Buccal Fat Removal
Buccal fat pad removal, also known cheek reduction surgery is designed to create a more sculpted facial contour or chiseled look. The cheek bones are highlighted by buccal fat pad removal reducing the cherubic, soft and round, appearance. Excess buccal fat is usually a hereditary condition that will not respond to weight loss.
Is Buccal Fat Removal for You?
The buccal fat occupies a space between the lining of the mouth and its adjacent muscle, the buccinator muscle, and the overlying muscles of facial expression and subcutaneous fat. This is a space with very little blood supply that is safe and easy to access. The purpose of the buccal fat is to occupy this space and create facial fullness. The volume of buccal fat only changes modestly with weight loss or gain and cannot be eliminated by weight loss.
Making the Decision for Buccal Fat Removal
Buccal fat pad removal is performed through a small incision inside the mouth. This is typically performed under local anesthesia with medications to reduce anxiety and pain. If the patient so desires, it can be for performed under general anesthesia, although this is seldom necessary. The buccal fat is about the size of a golf ball or ping-pong ball. Buccal fat removal can be done in conjunction with other procedures to further enhance the facial contour.

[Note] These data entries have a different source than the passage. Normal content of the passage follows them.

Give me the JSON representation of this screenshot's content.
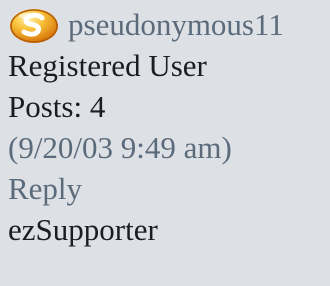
{
  "user": {
    "icon": "user-status-orb-icon",
    "username": "pseudonymous11",
    "rank": "Registered User",
    "posts": "Posts: 4"
  },
  "post": {
    "date": "(9/20/03 9:49 am)",
    "reply_label": "Reply"
  },
  "badge": {
    "label": "ezSupporter"
  },
  "colors": {
    "background": "#dde1e6",
    "link": "#5b6b7b",
    "text": "#1b1d20",
    "icon_orange": "#f1a31a"
  }
}
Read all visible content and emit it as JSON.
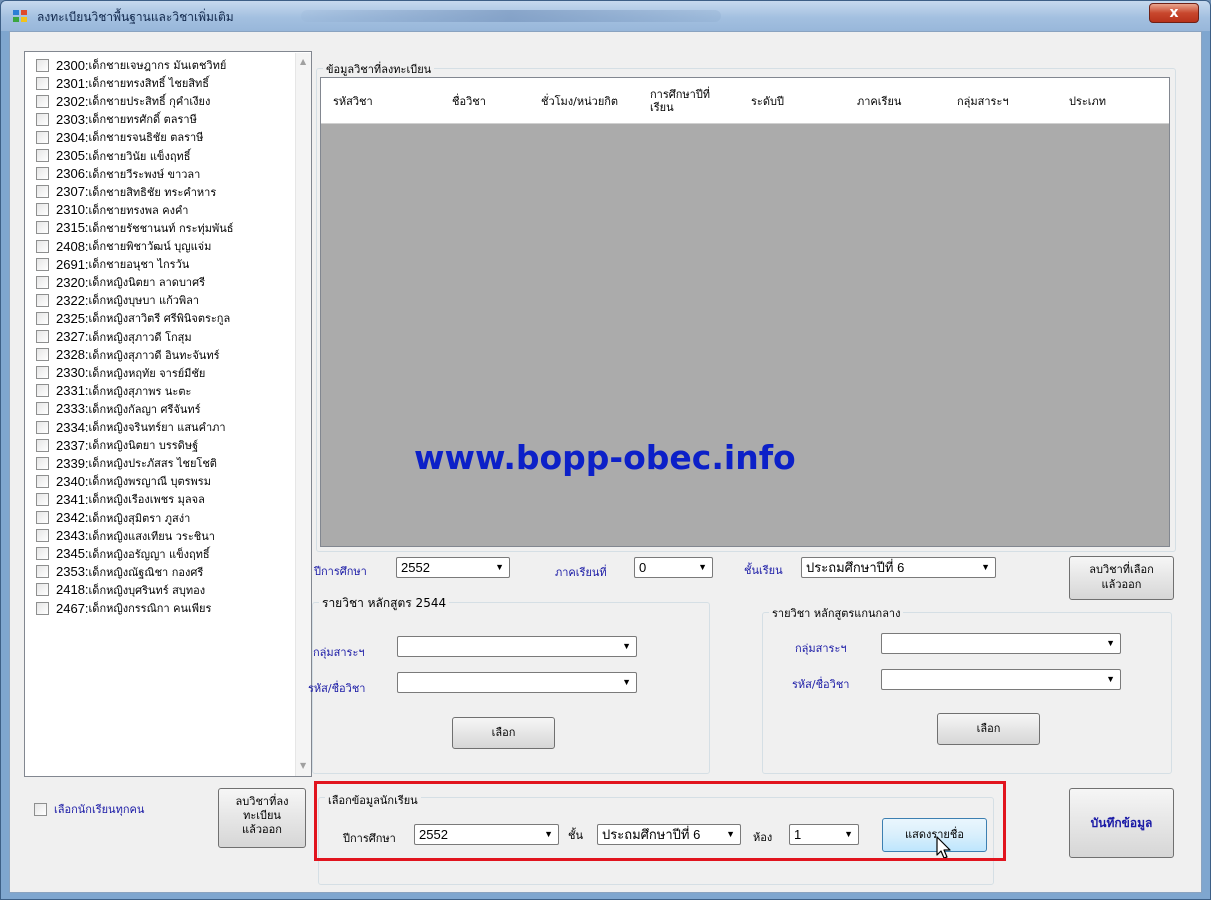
{
  "window": {
    "title": "ลงทะเบียนวิชาพื้นฐานและวิชาเพิ่มเติม",
    "close_label": "x"
  },
  "students": [
    {
      "id": "2300",
      "name": "เด็กชายเจษฎากร มันเตชวิทย์"
    },
    {
      "id": "2301",
      "name": "เด็กชายทรงสิทธิ์ ไชยสิทธิ์"
    },
    {
      "id": "2302",
      "name": "เด็กชายประสิทธิ์ กุคำเงียง"
    },
    {
      "id": "2303",
      "name": "เด็กชายทรศักดิ์ ตลราษี"
    },
    {
      "id": "2304",
      "name": "เด็กชายรจนธิชัย ตลราษี"
    },
    {
      "id": "2305",
      "name": "เด็กชายวินัย แข็งฤทธิ์"
    },
    {
      "id": "2306",
      "name": "เด็กชายวีระพงษ์ ขาวลา"
    },
    {
      "id": "2307",
      "name": "เด็กชายสิทธิชัย ทระคำหาร"
    },
    {
      "id": "2310",
      "name": "เด็กชายทรงพล คงคำ"
    },
    {
      "id": "2315",
      "name": "เด็กชายรัชชานนท์ กระทุ่มพันธ์"
    },
    {
      "id": "2408",
      "name": "เด็กชายพิชาวัฒน์ บุญแจ่ม"
    },
    {
      "id": "2691",
      "name": "เด็กชายอนุชา ไกรวัน"
    },
    {
      "id": "2320",
      "name": "เด็กหญิงนิตยา ลาดบาศรี"
    },
    {
      "id": "2322",
      "name": "เด็กหญิงบุษบา แก้วพิลา"
    },
    {
      "id": "2325",
      "name": "เด็กหญิงสาวิตรี ศรีพินิจตระกูล"
    },
    {
      "id": "2327",
      "name": "เด็กหญิงสุภาวดี โกสุม"
    },
    {
      "id": "2328",
      "name": "เด็กหญิงสุภาวดี อินทะจันทร์"
    },
    {
      "id": "2330",
      "name": "เด็กหญิงหฤทัย จารย์มีชัย"
    },
    {
      "id": "2331",
      "name": "เด็กหญิงสุภาพร นะตะ"
    },
    {
      "id": "2333",
      "name": "เด็กหญิงกัลญา ศรีจันทร์"
    },
    {
      "id": "2334",
      "name": "เด็กหญิงจรินทร์ยา แสนคำภา"
    },
    {
      "id": "2337",
      "name": "เด็กหญิงนิตยา บรรดิษฐ์"
    },
    {
      "id": "2339",
      "name": "เด็กหญิงประภัสสร ไชยโชติ"
    },
    {
      "id": "2340",
      "name": "เด็กหญิงพรญาณี บุตรพรม"
    },
    {
      "id": "2341",
      "name": "เด็กหญิงเรืองเพชร มุลจล"
    },
    {
      "id": "2342",
      "name": "เด็กหญิงสุมิตรา ภูสง่า"
    },
    {
      "id": "2343",
      "name": "เด็กหญิงแสงเทียน วระชินา"
    },
    {
      "id": "2345",
      "name": "เด็กหญิงอรัญญา แข็งฤทธิ์"
    },
    {
      "id": "2353",
      "name": "เด็กหญิงณัฐณิชา กองศรี"
    },
    {
      "id": "2418",
      "name": "เด็กหญิงบุศรินทร์ สบุทอง"
    },
    {
      "id": "2467",
      "name": "เด็กหญิงกรรณิกา คนเพียร"
    }
  ],
  "left_footer": {
    "select_all_label": "เลือกนักเรียนทุกคน",
    "delete_close_line1": "ลบวิชาที่ลง",
    "delete_close_line2": "ทะเบียน",
    "delete_close_line3": "แล้วออก"
  },
  "subjects_group": {
    "title": "ข้อมูลวิชาที่ลงทะเบียน",
    "columns": [
      "รหัสวิชา",
      "ชื่อวิชา",
      "ชั่วโมง/หน่วยกิต",
      "การศึกษาปีที่",
      "เรียน",
      "ระดับปี",
      "ภาคเรียน",
      "กลุ่มสาระฯ",
      "ประเภท"
    ],
    "watermark": "www.bopp-obec.info"
  },
  "filters": {
    "year_label": "ปีการศึกษา",
    "year_value": "2552",
    "term_label": "ภาคเรียนที่",
    "term_value": "0",
    "level_label": "ชั้นเรียน",
    "level_value": "ประถมศึกษาปีที่ 6",
    "delete_selected_line1": "ลบวิชาที่เลือก",
    "delete_selected_line2": "แล้วออก"
  },
  "curriculum_2544": {
    "title": "รายวิชา หลักสูตร 2544",
    "group_label": "กลุ่มสาระฯ",
    "code_label": "รหัส/ชื่อวิชา",
    "group_value": "",
    "code_value": "",
    "select_label": "เลือก"
  },
  "curriculum_core": {
    "title": "รายวิชา หลักสูตรแกนกลาง",
    "group_label": "กลุ่มสาระฯ",
    "code_label": "รหัส/ชื่อวิชา",
    "group_value": "",
    "code_value": "",
    "select_label": "เลือก"
  },
  "student_select": {
    "title": "เลือกข้อมูลนักเรียน",
    "year_label": "ปีการศึกษา",
    "year_value": "2552",
    "class_label": "ชั้น",
    "class_value": "ประถมศึกษาปีที่ 6",
    "room_label": "ห้อง",
    "room_value": "1",
    "show_names_label": "แสดงรายชื่อ",
    "highlight_color": "#e1141e"
  },
  "save_label": "บันทึกข้อมูล"
}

The location of buccal fat deep within the face prevents its removal with liposuction.
Understanding the Surgery
Since buccal fat pad removal is minimally invasive it can be performed with a number of other procedures including rhinoplasty, facelift, cheek augmentation, chin augmentation and facial liposuction to reduce the subcutaneous fat of the jaw line and neck.
What to Expect After the Surgery
Recovery from buccal fat pad removal has been consistently uneventful. Because of an incision being made within the mouth the patient is instructed to consume a liquid diet for the first 24 hours after surgery and a soft diet for the first five days. The incision requires no postoperative care and the sutures that are used dissolve on their own eliminating the need for their removal. From five-ten days postoperatively there will be some swelling that causes the appearance to be consistent with the preoperative appearance. After three weeks, the majority of the swelling will have resolved and improvement will be noticeable.